Aug 8 2012
Dec 31 2014
Location:Laboratories of Cognitive Neuroscience, Division of Developmental Medicine, Boston Children's Hospital
Together with the University of California, Los Angeles, we are investigating the development of Tuberous Sclerosis Complex (TSC), a genetic disorder. Up to 60% of children with TSC develop autism, but often the diagnosis is not made until much later in childhood. Our aim is to identify pathways to earlier identification of autism spectrum disorders, which leads to earlier interventions and, hopefully, better behavioral outcomes.
To properly investigate the development of children with TSC we are also recruiting typically developing children to provide comparison data.
Eligibility for Study Participation:
Typically developing infants 3 to 12 months of age who
have no history of pre or postnatal difficulties
Infants with TSC from 3 to 24 months of age
If you decide to participate in this study, which has a longitudinal design, it will involve multiple visits to the LCN at regular time points during your baby's first 3 years of life. Each visit will last about 2 1/2 hours and will be scheduled at a time that is convenient for you and your child. Parents will be with their child at all times. There is also an optional sleeping MRI portion of study.

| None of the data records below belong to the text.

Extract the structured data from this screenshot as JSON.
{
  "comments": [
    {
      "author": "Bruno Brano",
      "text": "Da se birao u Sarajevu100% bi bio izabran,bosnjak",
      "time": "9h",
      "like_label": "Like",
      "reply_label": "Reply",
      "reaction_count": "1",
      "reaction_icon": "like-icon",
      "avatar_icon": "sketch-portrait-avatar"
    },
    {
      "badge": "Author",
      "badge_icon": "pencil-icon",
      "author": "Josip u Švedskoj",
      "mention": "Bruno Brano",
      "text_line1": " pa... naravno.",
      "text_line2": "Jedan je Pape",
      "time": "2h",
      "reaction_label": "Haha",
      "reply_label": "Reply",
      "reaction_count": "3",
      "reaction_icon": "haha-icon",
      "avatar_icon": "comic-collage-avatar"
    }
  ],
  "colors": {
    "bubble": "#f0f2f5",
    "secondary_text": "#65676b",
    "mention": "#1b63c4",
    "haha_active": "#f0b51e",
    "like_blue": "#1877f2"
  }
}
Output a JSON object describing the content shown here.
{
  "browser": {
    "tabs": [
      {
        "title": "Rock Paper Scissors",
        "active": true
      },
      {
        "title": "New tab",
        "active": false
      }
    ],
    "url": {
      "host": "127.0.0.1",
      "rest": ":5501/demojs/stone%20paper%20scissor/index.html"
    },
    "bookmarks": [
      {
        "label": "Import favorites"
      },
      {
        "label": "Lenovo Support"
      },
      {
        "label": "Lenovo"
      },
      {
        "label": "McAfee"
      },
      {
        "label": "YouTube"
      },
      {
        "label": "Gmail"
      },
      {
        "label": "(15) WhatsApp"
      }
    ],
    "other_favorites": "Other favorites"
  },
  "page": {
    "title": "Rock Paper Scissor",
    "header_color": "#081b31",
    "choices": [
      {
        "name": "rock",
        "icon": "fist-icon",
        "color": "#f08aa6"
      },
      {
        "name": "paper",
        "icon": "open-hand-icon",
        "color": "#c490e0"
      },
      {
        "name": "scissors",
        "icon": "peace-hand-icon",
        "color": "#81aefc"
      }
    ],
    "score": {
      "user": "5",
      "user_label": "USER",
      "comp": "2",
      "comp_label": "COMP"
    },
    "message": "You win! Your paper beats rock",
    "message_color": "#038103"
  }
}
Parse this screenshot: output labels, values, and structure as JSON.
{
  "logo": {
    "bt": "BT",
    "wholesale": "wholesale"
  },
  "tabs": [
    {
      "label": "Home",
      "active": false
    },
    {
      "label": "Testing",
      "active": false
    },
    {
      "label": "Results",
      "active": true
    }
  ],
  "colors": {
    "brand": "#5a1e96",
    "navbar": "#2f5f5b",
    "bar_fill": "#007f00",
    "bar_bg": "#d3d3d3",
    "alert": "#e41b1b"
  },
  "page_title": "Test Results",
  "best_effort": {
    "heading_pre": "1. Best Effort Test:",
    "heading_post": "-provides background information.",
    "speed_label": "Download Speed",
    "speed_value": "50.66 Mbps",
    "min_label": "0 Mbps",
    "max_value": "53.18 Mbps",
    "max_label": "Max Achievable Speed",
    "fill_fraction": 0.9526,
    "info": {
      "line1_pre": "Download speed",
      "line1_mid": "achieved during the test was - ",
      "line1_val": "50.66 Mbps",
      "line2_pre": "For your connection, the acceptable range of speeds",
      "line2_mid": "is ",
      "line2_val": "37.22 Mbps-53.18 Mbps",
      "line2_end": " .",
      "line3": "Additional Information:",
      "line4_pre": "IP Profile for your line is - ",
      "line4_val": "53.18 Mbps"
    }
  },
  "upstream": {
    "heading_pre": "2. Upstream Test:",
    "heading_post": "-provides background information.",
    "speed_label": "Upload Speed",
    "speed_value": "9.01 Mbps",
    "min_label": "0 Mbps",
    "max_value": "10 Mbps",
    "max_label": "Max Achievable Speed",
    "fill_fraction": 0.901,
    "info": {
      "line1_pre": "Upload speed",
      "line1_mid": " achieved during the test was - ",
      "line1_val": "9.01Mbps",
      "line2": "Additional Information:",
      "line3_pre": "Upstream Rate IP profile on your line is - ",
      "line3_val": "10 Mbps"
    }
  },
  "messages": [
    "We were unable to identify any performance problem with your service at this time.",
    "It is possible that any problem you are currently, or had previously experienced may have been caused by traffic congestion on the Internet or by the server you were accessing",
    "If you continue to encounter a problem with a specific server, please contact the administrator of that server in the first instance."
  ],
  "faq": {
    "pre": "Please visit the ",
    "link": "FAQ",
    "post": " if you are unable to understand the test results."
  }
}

Tuberous Sclerosis Complex (TSC) is a genetic disorder caused by mutations in either the TSC1 or TSC2 genes. TSC is characterized by the widespread growth of benign, tumor-like nodules called hamartomas in multiple organ systems, including the brain. It is strongly associated with cognitive impairment, behavioral disturbances, and autism spectrum disorders (ASD), and these neurodevelopmental disorders can cause significant disability from early infancy through adulthood.Cognitive impairment has been reported in 44-80% of individuals with TSC, ranging from learning disabilities to more profound intellectual impairment.
We are using behavioral tests as well as measures of the brain’s electrical response to faces to characterize the development of children with and without TSC and evaluate their risk for autism. We will follow infants from age three months through age three, at which time they will be evaluated for autism concerns. We will then determine if any early abnormalities in behavior and face processing can predict autism in these infants.
Tessa Clarkson; email@example.com
For more information visit: http://childrenshospital.org/cfapps/research/data_admin/Site2205/mainpageS2205P59.html